Records from a data source:
- Opening Delimiter -

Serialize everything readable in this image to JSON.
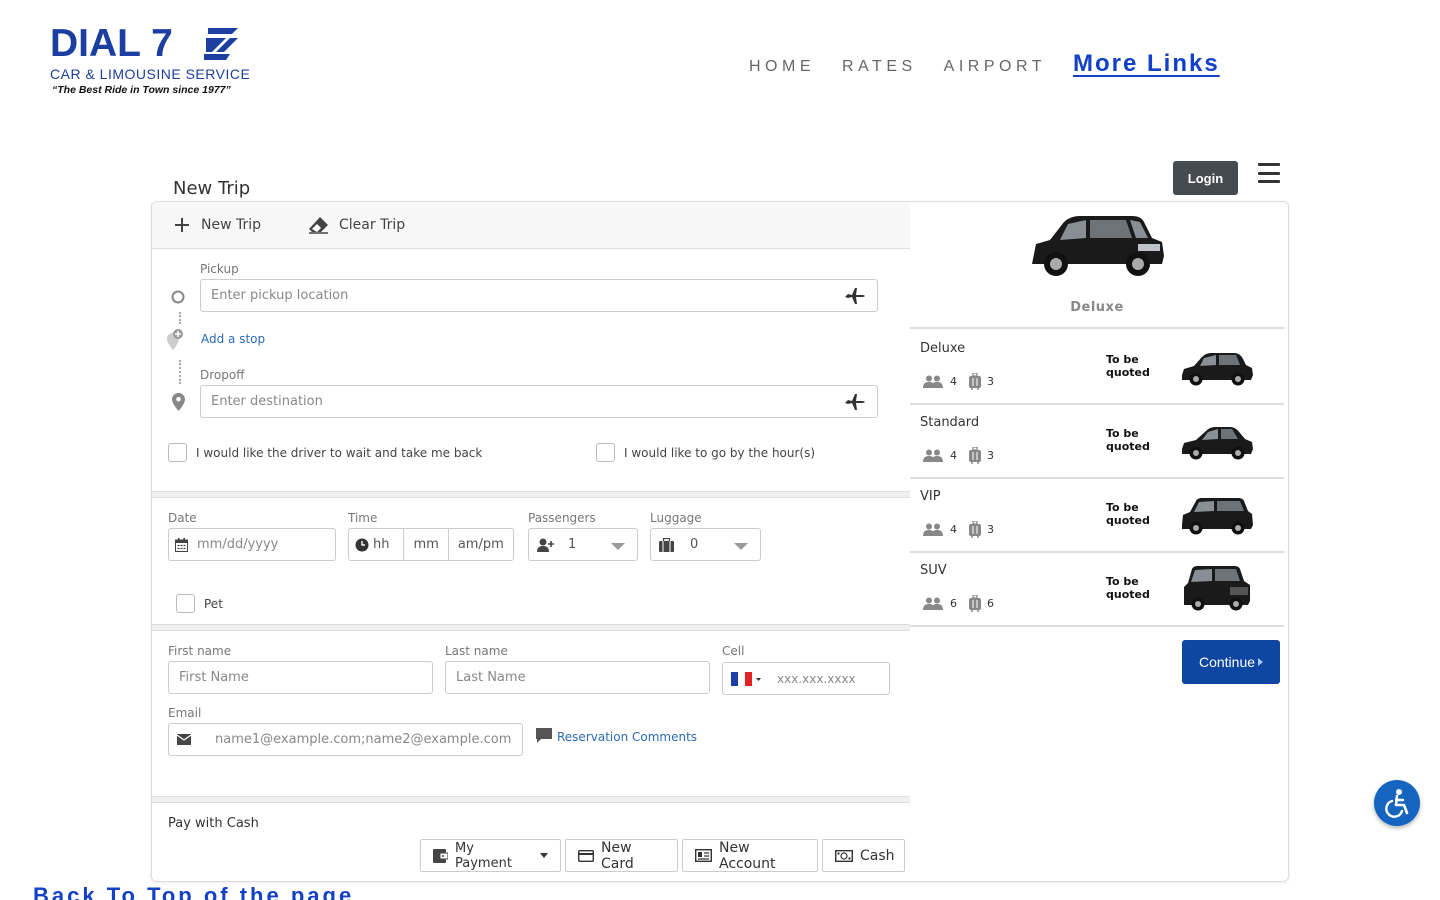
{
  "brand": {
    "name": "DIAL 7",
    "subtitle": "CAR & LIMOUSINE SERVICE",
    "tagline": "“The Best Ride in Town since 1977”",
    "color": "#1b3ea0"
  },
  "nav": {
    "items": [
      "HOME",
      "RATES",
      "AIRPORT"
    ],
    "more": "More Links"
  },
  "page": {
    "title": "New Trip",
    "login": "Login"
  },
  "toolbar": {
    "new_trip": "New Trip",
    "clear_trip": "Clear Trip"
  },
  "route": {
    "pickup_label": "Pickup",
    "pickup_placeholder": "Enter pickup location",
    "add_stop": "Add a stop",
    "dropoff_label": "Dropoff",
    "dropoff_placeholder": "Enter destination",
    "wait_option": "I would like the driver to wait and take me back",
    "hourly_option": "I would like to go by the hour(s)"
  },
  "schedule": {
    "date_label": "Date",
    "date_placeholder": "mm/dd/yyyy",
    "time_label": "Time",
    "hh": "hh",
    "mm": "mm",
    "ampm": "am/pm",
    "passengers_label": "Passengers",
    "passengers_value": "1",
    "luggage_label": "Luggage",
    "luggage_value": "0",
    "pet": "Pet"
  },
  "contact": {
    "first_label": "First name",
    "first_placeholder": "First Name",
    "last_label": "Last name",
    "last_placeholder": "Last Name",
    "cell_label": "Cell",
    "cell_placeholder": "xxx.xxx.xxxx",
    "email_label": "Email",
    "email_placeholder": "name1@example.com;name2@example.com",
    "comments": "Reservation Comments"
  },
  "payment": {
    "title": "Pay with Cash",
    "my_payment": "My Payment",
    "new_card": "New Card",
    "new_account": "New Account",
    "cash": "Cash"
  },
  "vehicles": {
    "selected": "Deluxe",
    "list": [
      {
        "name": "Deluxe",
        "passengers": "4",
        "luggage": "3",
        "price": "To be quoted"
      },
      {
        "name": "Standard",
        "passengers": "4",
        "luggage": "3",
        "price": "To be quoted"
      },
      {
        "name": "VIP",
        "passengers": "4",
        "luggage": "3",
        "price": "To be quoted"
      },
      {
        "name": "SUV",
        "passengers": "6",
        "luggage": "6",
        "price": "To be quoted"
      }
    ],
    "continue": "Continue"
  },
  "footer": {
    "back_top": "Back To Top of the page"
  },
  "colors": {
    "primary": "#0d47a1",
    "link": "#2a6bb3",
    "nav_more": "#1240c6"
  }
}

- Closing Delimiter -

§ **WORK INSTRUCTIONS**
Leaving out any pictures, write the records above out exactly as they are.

§ **WRITTEN RESPONSE**
Serialize everything readable in this image to JSON.
{
  "brand": {
    "name": "DIAL 7",
    "subtitle": "CAR & LIMOUSINE SERVICE",
    "tagline": "“The Best Ride in Town since 1977”",
    "color": "#1b3ea0"
  },
  "nav": {
    "items": [
      "HOME",
      "RATES",
      "AIRPORT"
    ],
    "more": "More Links"
  },
  "page": {
    "title": "New Trip",
    "login": "Login"
  },
  "toolbar": {
    "new_trip": "New Trip",
    "clear_trip": "Clear Trip"
  },
  "route": {
    "pickup_label": "Pickup",
    "pickup_placeholder": "Enter pickup location",
    "add_stop": "Add a stop",
    "dropoff_label": "Dropoff",
    "dropoff_placeholder": "Enter destination",
    "wait_option": "I would like the driver to wait and take me back",
    "hourly_option": "I would like to go by the hour(s)"
  },
  "schedule": {
    "date_label": "Date",
    "date_placeholder": "mm/dd/yyyy",
    "time_label": "Time",
    "hh": "hh",
    "mm": "mm",
    "ampm": "am/pm",
    "passengers_label": "Passengers",
    "passengers_value": "1",
    "luggage_label": "Luggage",
    "luggage_value": "0",
    "pet": "Pet"
  },
  "contact": {
    "first_label": "First name",
    "first_placeholder": "First Name",
    "last_label": "Last name",
    "last_placeholder": "Last Name",
    "cell_label": "Cell",
    "cell_placeholder": "xxx.xxx.xxxx",
    "email_label": "Email",
    "email_placeholder": "name1@example.com;name2@example.com",
    "comments": "Reservation Comments"
  },
  "payment": {
    "title": "Pay with Cash",
    "my_payment": "My Payment",
    "new_card": "New Card",
    "new_account": "New Account",
    "cash": "Cash"
  },
  "vehicles": {
    "selected": "Deluxe",
    "list": [
      {
        "name": "Deluxe",
        "passengers": "4",
        "luggage": "3",
        "price": "To be quoted"
      },
      {
        "name": "Standard",
        "passengers": "4",
        "luggage": "3",
        "price": "To be quoted"
      },
      {
        "name": "VIP",
        "passengers": "4",
        "luggage": "3",
        "price": "To be quoted"
      },
      {
        "name": "SUV",
        "passengers": "6",
        "luggage": "6",
        "price": "To be quoted"
      }
    ],
    "continue": "Continue"
  },
  "footer": {
    "back_top": "Back To Top of the page"
  },
  "colors": {
    "primary": "#0d47a1",
    "link": "#2a6bb3",
    "nav_more": "#1240c6"
  }
}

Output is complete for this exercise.